### WORK REQUIRED:
Output the records exactly, with no line skipped.

### PROVIDED MATERIAL:
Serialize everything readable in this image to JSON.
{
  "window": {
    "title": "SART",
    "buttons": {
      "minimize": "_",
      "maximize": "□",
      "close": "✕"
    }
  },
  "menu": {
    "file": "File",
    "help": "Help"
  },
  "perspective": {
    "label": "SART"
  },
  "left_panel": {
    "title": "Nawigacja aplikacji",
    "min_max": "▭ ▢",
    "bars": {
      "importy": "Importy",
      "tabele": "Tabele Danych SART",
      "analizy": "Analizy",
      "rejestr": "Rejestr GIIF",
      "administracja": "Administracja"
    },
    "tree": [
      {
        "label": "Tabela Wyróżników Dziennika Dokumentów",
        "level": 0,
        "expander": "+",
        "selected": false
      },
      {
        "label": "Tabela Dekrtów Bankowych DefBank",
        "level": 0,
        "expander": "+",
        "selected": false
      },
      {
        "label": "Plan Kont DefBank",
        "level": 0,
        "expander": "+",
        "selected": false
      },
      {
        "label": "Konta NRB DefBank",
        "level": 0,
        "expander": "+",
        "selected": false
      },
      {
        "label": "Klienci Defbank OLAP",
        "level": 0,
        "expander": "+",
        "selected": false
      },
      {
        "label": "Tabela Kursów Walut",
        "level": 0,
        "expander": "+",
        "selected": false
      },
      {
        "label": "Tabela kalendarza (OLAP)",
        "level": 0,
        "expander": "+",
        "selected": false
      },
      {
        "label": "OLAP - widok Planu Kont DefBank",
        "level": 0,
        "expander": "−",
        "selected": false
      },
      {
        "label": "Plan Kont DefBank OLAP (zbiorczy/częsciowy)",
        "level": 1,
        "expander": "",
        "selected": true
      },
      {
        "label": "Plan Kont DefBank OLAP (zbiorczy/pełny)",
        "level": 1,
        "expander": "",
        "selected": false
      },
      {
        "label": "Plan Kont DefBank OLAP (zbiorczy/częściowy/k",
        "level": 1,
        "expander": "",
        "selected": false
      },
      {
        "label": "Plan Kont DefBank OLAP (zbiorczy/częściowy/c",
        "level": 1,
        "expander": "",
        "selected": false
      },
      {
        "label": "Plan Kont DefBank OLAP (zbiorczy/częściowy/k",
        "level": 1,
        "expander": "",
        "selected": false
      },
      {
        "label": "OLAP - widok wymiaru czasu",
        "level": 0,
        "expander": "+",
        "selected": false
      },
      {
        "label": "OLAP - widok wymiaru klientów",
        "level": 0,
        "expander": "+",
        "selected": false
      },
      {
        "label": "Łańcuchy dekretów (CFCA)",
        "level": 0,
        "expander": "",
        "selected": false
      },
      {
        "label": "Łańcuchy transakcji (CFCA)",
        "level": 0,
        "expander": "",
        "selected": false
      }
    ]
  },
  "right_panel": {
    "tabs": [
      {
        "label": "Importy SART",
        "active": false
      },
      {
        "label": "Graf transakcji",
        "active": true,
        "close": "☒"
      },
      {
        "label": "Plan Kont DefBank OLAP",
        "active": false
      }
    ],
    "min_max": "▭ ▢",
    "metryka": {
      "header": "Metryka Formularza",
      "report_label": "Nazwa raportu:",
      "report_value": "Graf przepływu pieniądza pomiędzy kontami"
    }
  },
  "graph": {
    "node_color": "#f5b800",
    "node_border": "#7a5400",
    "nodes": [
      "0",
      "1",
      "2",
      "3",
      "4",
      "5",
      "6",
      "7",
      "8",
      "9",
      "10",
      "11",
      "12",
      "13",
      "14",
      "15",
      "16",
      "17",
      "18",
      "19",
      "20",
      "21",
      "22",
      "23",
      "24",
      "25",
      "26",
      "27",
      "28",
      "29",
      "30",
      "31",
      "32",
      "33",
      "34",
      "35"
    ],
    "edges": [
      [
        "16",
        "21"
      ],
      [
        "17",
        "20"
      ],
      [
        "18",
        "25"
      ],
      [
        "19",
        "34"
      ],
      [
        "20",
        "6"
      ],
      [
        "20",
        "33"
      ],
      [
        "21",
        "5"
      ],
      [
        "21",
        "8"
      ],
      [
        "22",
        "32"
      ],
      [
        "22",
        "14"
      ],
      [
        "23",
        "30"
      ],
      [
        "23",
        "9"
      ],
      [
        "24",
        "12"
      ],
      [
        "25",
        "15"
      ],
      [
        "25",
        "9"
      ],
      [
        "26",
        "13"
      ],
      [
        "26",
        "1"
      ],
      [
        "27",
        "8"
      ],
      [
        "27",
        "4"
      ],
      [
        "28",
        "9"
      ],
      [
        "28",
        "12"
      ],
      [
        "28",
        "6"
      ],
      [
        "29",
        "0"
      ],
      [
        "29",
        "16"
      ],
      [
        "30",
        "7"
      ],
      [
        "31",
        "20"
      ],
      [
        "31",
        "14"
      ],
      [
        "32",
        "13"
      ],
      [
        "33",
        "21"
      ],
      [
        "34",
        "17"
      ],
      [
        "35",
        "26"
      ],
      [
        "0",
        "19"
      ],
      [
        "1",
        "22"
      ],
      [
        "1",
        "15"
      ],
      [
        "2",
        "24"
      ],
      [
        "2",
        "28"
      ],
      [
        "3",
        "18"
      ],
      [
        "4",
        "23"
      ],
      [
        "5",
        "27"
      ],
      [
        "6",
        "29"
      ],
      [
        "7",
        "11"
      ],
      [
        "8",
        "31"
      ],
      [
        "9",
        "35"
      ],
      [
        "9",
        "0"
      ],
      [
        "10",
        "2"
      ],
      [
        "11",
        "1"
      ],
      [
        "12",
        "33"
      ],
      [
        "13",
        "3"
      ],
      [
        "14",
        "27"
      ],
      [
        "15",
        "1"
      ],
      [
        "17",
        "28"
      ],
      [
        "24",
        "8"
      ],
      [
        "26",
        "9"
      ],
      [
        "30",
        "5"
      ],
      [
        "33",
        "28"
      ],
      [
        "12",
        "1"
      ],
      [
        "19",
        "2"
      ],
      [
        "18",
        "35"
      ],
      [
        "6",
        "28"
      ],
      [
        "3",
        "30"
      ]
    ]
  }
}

### WORKED SOLUTION:
Serialize everything readable in this image to JSON.
{
  "window": {
    "title": "SART",
    "buttons": {
      "minimize": "_",
      "maximize": "□",
      "close": "✕"
    }
  },
  "menu": {
    "file": "File",
    "help": "Help"
  },
  "perspective": {
    "label": "SART"
  },
  "left_panel": {
    "title": "Nawigacja aplikacji",
    "min_max": "▭ ▢",
    "bars": {
      "importy": "Importy",
      "tabele": "Tabele Danych SART",
      "analizy": "Analizy",
      "rejestr": "Rejestr GIIF",
      "administracja": "Administracja"
    },
    "tree": [
      {
        "label": "Tabela Wyróżników Dziennika Dokumentów",
        "level": 0,
        "expander": "+",
        "selected": false
      },
      {
        "label": "Tabela Dekrtów Bankowych DefBank",
        "level": 0,
        "expander": "+",
        "selected": false
      },
      {
        "label": "Plan Kont DefBank",
        "level": 0,
        "expander": "+",
        "selected": false
      },
      {
        "label": "Konta NRB DefBank",
        "level": 0,
        "expander": "+",
        "selected": false
      },
      {
        "label": "Klienci Defbank OLAP",
        "level": 0,
        "expander": "+",
        "selected": false
      },
      {
        "label": "Tabela Kursów Walut",
        "level": 0,
        "expander": "+",
        "selected": false
      },
      {
        "label": "Tabela kalendarza (OLAP)",
        "level": 0,
        "expander": "+",
        "selected": false
      },
      {
        "label": "OLAP - widok Planu Kont DefBank",
        "level": 0,
        "expander": "−",
        "selected": false
      },
      {
        "label": "Plan Kont DefBank OLAP (zbiorczy/częsciowy)",
        "level": 1,
        "expander": "",
        "selected": true
      },
      {
        "label": "Plan Kont DefBank OLAP (zbiorczy/pełny)",
        "level": 1,
        "expander": "",
        "selected": false
      },
      {
        "label": "Plan Kont DefBank OLAP (zbiorczy/częściowy/k",
        "level": 1,
        "expander": "",
        "selected": false
      },
      {
        "label": "Plan Kont DefBank OLAP (zbiorczy/częściowy/c",
        "level": 1,
        "expander": "",
        "selected": false
      },
      {
        "label": "Plan Kont DefBank OLAP (zbiorczy/częściowy/k",
        "level": 1,
        "expander": "",
        "selected": false
      },
      {
        "label": "OLAP - widok wymiaru czasu",
        "level": 0,
        "expander": "+",
        "selected": false
      },
      {
        "label": "OLAP - widok wymiaru klientów",
        "level": 0,
        "expander": "+",
        "selected": false
      },
      {
        "label": "Łańcuchy dekretów (CFCA)",
        "level": 0,
        "expander": "",
        "selected": false
      },
      {
        "label": "Łańcuchy transakcji (CFCA)",
        "level": 0,
        "expander": "",
        "selected": false
      }
    ]
  },
  "right_panel": {
    "tabs": [
      {
        "label": "Importy SART",
        "active": false
      },
      {
        "label": "Graf transakcji",
        "active": true,
        "close": "☒"
      },
      {
        "label": "Plan Kont DefBank OLAP",
        "active": false
      }
    ],
    "min_max": "▭ ▢",
    "metryka": {
      "header": "Metryka Formularza",
      "report_label": "Nazwa raportu:",
      "report_value": "Graf przepływu pieniądza pomiędzy kontami"
    }
  },
  "graph": {
    "node_color": "#f5b800",
    "node_border": "#7a5400",
    "nodes": [
      "0",
      "1",
      "2",
      "3",
      "4",
      "5",
      "6",
      "7",
      "8",
      "9",
      "10",
      "11",
      "12",
      "13",
      "14",
      "15",
      "16",
      "17",
      "18",
      "19",
      "20",
      "21",
      "22",
      "23",
      "24",
      "25",
      "26",
      "27",
      "28",
      "29",
      "30",
      "31",
      "32",
      "33",
      "34",
      "35"
    ],
    "edges": [
      [
        "16",
        "21"
      ],
      [
        "17",
        "20"
      ],
      [
        "18",
        "25"
      ],
      [
        "19",
        "34"
      ],
      [
        "20",
        "6"
      ],
      [
        "20",
        "33"
      ],
      [
        "21",
        "5"
      ],
      [
        "21",
        "8"
      ],
      [
        "22",
        "32"
      ],
      [
        "22",
        "14"
      ],
      [
        "23",
        "30"
      ],
      [
        "23",
        "9"
      ],
      [
        "24",
        "12"
      ],
      [
        "25",
        "15"
      ],
      [
        "25",
        "9"
      ],
      [
        "26",
        "13"
      ],
      [
        "26",
        "1"
      ],
      [
        "27",
        "8"
      ],
      [
        "27",
        "4"
      ],
      [
        "28",
        "9"
      ],
      [
        "28",
        "12"
      ],
      [
        "28",
        "6"
      ],
      [
        "29",
        "0"
      ],
      [
        "29",
        "16"
      ],
      [
        "30",
        "7"
      ],
      [
        "31",
        "20"
      ],
      [
        "31",
        "14"
      ],
      [
        "32",
        "13"
      ],
      [
        "33",
        "21"
      ],
      [
        "34",
        "17"
      ],
      [
        "35",
        "26"
      ],
      [
        "0",
        "19"
      ],
      [
        "1",
        "22"
      ],
      [
        "1",
        "15"
      ],
      [
        "2",
        "24"
      ],
      [
        "2",
        "28"
      ],
      [
        "3",
        "18"
      ],
      [
        "4",
        "23"
      ],
      [
        "5",
        "27"
      ],
      [
        "6",
        "29"
      ],
      [
        "7",
        "11"
      ],
      [
        "8",
        "31"
      ],
      [
        "9",
        "35"
      ],
      [
        "9",
        "0"
      ],
      [
        "10",
        "2"
      ],
      [
        "11",
        "1"
      ],
      [
        "12",
        "33"
      ],
      [
        "13",
        "3"
      ],
      [
        "14",
        "27"
      ],
      [
        "15",
        "1"
      ],
      [
        "17",
        "28"
      ],
      [
        "24",
        "8"
      ],
      [
        "26",
        "9"
      ],
      [
        "30",
        "5"
      ],
      [
        "33",
        "28"
      ],
      [
        "12",
        "1"
      ],
      [
        "19",
        "2"
      ],
      [
        "18",
        "35"
      ],
      [
        "6",
        "28"
      ],
      [
        "3",
        "30"
      ]
    ]
  }
}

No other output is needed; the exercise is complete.